Look forward to seeing you around the table, I’ll be the guy stuffing my face with crispy skin, pork fat, and trotters. Oh yeah.
Another Round is a series of posts that take a look at the wine and drink lists of area restaurants. The series will consider the story that the restaurant will have in the curation of their beverage list. Ballard’s Kickin’ Boot Whiskey Kitchen is in the crosshairs this week.
When Kickin’ Boot Whiskey Kitchen, it opened up with much fanfare. From the guys that brought the Matador restaurants throughout the Northwest, they’ve opened up the sprawling Kickin’ Boot Whiskey Kitchen off of Shilshole Ave. in Ballard. Much of the local media has covered the restaurant and the food experience, but their wine and drink list has yet to receive much review.
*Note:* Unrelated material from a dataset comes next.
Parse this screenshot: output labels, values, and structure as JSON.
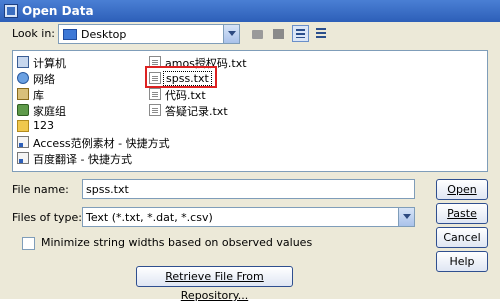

With a name that includes the word ‘Whiskey’ in it, know that you’re in good hands with brown liquor. The drink list is broken down into ‘Libations‘ (wine, beer, house cocktails, etc) and ‘Whiskey + Spirits‘ (whiskey and spirits, natch); both lists are robust. As befits a restaurant whose food menu leans heavily towards barbecue and items imbued with smoke and comfort, the drinks are lined up to balance with those flavors. You want a beverage with a to match that heft. Expect power, strength, and richness with the wine list. And a lot of brown liquor. Here are some highlights:
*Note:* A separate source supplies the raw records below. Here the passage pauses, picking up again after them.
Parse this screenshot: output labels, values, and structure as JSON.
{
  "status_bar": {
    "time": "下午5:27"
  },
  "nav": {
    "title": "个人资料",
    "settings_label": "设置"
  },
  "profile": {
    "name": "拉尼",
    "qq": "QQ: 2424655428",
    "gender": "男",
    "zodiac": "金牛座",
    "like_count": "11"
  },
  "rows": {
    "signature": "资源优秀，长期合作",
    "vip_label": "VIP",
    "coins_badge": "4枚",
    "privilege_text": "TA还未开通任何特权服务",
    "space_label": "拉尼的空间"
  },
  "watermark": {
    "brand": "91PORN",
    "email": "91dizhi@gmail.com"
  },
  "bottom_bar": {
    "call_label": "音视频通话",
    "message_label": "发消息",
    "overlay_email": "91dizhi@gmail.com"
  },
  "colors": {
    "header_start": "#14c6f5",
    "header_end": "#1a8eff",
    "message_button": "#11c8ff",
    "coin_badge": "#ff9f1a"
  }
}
- Bottles of white wine range from $24-100; mostly domestic
- Bottles of red wine range from $27-220
- By the glass program – white wines $8-10; red wines $8-17
- They have a house bottle called ‘Kickin’ Boot Syrah’ made by Darcie Kent Vineyards; a winery in California.
- Cocktail list is whiskey-prevalent
The decor of Kickin’ Boot reminds me of Back to the Future Part 3; it’s a bit of the Old West, but with an element of frivolity. High ceilings, windows, aplenty, and TVs everywhere, one could find themselves amongst many a bro. Not that it’s a bad thing, Kickin’ Boot clearly has a formula and they’ll do quite well with it. Heck, the restaurateurs have a formula with Matador that is rolling like gangbusters. I’d imagine that Kickin’ Boot will be packin’ ’em in and servin’ ’em up like crazy.